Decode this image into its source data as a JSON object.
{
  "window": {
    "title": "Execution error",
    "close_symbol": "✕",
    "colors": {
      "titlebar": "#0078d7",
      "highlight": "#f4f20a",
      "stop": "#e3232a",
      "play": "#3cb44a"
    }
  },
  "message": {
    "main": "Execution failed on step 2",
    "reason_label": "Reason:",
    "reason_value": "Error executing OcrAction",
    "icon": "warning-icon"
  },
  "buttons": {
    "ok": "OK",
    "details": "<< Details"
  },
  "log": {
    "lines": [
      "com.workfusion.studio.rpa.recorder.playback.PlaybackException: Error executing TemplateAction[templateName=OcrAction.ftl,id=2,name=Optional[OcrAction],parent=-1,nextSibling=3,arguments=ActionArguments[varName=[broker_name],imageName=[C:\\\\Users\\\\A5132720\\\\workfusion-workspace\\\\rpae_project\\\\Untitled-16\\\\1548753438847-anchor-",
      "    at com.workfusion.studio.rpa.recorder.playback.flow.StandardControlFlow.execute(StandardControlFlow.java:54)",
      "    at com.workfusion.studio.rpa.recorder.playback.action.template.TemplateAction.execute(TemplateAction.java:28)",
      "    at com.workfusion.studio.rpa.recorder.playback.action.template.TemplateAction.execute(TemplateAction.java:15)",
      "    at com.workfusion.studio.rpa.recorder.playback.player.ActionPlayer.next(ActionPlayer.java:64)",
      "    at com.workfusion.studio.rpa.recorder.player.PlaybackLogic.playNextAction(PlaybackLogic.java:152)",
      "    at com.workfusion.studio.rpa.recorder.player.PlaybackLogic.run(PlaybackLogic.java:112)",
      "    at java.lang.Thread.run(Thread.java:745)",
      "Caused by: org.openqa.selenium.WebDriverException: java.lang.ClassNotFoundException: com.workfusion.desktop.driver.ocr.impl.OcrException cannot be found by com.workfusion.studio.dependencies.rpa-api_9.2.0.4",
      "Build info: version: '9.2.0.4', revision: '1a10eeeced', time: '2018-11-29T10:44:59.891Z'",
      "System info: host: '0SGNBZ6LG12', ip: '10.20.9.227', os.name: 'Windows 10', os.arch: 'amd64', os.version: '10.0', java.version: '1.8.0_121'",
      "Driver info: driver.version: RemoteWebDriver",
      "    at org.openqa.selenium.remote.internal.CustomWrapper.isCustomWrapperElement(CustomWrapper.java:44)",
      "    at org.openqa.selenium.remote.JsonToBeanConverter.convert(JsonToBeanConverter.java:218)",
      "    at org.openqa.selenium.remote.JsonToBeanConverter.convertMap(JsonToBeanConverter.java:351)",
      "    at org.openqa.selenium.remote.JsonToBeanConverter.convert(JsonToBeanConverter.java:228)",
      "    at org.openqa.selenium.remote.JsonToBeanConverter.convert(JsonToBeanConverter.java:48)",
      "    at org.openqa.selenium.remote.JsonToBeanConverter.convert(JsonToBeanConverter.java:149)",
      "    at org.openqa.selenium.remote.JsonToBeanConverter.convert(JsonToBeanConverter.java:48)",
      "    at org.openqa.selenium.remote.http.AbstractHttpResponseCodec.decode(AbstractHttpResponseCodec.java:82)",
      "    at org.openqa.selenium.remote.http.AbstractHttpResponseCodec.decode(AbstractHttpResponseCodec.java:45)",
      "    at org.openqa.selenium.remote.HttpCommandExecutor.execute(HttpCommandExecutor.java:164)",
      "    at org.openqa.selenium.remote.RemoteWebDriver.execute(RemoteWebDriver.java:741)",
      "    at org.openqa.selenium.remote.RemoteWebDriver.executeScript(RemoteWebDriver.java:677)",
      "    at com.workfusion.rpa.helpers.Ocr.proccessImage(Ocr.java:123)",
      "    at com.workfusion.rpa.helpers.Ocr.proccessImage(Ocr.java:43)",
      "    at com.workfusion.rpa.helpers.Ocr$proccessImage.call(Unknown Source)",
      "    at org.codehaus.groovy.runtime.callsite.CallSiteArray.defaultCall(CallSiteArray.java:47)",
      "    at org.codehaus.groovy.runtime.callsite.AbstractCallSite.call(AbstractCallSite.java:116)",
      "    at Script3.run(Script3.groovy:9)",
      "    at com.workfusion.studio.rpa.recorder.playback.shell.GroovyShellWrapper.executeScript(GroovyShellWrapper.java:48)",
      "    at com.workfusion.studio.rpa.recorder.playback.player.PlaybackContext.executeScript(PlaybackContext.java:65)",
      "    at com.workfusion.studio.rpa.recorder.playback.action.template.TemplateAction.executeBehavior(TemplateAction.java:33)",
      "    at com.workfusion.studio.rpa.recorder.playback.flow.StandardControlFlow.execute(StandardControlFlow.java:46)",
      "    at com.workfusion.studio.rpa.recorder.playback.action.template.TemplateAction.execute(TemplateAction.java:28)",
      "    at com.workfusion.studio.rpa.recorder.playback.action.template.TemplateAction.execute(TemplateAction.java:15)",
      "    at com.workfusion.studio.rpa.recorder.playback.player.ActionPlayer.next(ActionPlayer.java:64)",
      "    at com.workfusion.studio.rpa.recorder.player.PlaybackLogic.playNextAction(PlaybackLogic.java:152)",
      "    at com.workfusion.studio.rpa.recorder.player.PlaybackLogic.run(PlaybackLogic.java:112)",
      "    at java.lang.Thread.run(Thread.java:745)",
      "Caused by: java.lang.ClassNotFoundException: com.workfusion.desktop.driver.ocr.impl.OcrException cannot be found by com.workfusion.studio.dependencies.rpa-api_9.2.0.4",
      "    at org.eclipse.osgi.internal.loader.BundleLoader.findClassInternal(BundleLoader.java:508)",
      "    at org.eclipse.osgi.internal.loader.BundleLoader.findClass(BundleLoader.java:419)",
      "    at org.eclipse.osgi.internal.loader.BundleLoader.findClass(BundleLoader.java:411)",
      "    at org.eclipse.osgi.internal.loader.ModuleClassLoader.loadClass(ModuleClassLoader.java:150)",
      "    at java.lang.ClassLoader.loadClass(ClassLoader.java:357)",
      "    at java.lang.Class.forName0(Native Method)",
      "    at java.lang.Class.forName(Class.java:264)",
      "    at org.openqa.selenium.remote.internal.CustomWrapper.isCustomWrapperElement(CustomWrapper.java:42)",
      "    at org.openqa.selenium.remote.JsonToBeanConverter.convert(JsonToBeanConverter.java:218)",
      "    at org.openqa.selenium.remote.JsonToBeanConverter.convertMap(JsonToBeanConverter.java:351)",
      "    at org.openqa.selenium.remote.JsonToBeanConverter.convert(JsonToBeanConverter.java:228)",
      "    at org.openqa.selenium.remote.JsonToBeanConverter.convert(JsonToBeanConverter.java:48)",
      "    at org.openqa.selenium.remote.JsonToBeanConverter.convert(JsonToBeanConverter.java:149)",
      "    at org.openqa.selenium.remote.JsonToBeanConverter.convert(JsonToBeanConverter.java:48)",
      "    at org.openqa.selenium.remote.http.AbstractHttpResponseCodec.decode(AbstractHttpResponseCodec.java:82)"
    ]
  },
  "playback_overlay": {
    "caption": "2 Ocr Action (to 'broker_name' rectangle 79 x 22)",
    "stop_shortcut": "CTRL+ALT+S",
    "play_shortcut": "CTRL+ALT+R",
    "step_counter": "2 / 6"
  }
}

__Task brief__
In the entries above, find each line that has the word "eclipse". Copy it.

__Solution for this task__
      "    at org.eclipse.osgi.internal.loader.BundleLoader.findClassInternal(BundleLoader.java:508)",
      "    at org.eclipse.osgi.internal.loader.BundleLoader.findClass(BundleLoader.java:419)",
      "    at org.eclipse.osgi.internal.loader.BundleLoader.findClass(BundleLoader.java:411)",
      "    at org.eclipse.osgi.internal.loader.ModuleClassLoader.loadClass(ModuleClassLoader.java:150)",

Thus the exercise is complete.